Serving an interesting but decadent assortment of coffees, hot cakes, desserts, Japanese tapas, sandwiches, pasta, and more, Hi-Collar functions as many things. In the morning the atmosphere is subdued and relaxed like a coffee shop, as customers come to enjoy “kissaten” – a term to describe Japanese-style coffee shops. The lady we spoke to at Hi-Collar told us their coffee selection is extensive and that there are a variety of beans to choose from. Not only is there the opportunity to select the bean varietal, but one can also choose how the coffee is made as well: pour over, aeropress, or siphon—each method drawing out a distinct flavor. For the non-coffee drinker, there are teas and even a fruit milkshake. As the afternoon wears on and evening approaches, Hi-Collar becomes a bar complete with wine, sake, and beer. Inquiring about the name, we found that Hi-Collar is in fact a term that came to be during the Japanese Jazz Age, when Western culture infiltrated Japan and many men were seen wearing Western style high collars. The only seating available is at the long bar, and the beautiful flowers and lamps that hang from the ceiling add to the allure of this multifaceted nook on 10th.
The essence of Duo is in its name; it is two things at once.

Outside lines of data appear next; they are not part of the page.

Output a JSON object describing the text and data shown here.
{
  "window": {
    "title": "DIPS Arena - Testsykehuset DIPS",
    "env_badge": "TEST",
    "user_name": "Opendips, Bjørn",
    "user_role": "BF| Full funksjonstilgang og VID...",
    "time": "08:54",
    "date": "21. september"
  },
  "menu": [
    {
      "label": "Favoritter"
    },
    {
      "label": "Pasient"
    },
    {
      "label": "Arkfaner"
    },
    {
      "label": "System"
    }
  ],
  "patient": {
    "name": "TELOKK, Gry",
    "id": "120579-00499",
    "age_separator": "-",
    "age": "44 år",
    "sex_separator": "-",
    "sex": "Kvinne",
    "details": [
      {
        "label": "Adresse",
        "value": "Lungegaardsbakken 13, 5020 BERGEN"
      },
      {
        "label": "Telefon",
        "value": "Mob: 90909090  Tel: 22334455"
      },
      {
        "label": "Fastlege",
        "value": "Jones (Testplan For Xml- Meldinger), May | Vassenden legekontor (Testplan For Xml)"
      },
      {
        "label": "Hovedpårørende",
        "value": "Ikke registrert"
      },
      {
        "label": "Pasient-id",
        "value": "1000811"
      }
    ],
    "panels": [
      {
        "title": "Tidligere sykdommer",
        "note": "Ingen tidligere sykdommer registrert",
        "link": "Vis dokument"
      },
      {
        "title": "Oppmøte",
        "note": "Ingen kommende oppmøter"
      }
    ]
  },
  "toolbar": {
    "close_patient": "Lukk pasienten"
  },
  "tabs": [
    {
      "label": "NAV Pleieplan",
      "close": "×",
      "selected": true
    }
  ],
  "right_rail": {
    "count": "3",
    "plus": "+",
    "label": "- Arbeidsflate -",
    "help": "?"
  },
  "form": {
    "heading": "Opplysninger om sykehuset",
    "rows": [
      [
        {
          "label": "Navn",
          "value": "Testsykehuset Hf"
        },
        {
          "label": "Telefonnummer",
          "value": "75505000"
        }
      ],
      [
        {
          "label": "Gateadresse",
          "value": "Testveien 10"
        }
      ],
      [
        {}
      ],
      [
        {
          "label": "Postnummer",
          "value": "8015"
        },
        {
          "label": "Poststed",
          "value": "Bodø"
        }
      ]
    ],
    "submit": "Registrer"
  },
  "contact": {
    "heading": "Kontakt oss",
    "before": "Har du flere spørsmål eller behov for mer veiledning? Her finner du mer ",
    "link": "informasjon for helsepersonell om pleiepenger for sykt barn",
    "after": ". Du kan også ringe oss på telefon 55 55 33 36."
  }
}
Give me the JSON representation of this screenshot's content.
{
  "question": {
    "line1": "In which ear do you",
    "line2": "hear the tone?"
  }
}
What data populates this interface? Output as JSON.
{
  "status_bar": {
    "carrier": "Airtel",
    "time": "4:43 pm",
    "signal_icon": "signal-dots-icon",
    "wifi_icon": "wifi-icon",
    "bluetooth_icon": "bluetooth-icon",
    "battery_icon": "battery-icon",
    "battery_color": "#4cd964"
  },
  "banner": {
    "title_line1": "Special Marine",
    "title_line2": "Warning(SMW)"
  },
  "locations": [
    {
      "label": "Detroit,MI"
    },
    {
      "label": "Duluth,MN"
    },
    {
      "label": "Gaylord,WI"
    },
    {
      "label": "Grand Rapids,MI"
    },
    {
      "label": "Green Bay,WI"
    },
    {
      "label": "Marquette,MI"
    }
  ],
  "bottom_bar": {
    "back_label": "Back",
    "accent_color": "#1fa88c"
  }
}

It is dulled colors and clean lines, minimalist in feel but simultaneously filled with warmth and softness. Both young and old, vibrant and calm, it is modern and fresh but brings to mind memories of simpler times: of handwritten letters, cozy Sunday afternoons and soft breezes over the wide open fields of northern Minnesota, the owners’ home state. Conflicting and complementing all at once, Duo is the product of two minds at work. Sisters Wendy and LaRae Kangas have created a perfect little fashion oasis that fits right in with the small town vibes of Manhattan’s East Village. Growing up, Wendy and LaRae pestered each other and fought over clothes, as siblings will do, but in 2008 they decided to open up a shop together. Today, they work with dealers and emerging independent designers throughout the country and pick all their clothing, accessories and home goods by hand, combining masculine and feminine styles with modern silhouettes and vintage traces to curate a timeless collection of quality, classic pieces. “It’s a very personal process, ” they told me, “and we put a lot of love into our shop and our collections. ” Nothing at Duo is mass-produced, and most of their merchandise is recycled. The sisters pour their hearts into the shop and work hard to stay true to themselves while keeping an eye toward the future, expanding their business into the world of e-commerce and social media. “It’s important to stay current and give the customers what they want, ” they said. They love what they do, and working with family makes it even more fun, according to the sisters. “It makes work smooth when you don’t have to verbalize what you’re thinking, ” they told me, “We just know what each other is thinking and it makes choosing products and daily operations much easier. ”Duo is a celebration of creative spirit. It is clear that the sisters revel in the one-of-a-kind individuality of each and every one of their customers who come to them looking for pieces that will express their own unique style. When explaining what they love about their work, they said, “It’s great to make a customer feel better when they walk out the door. ”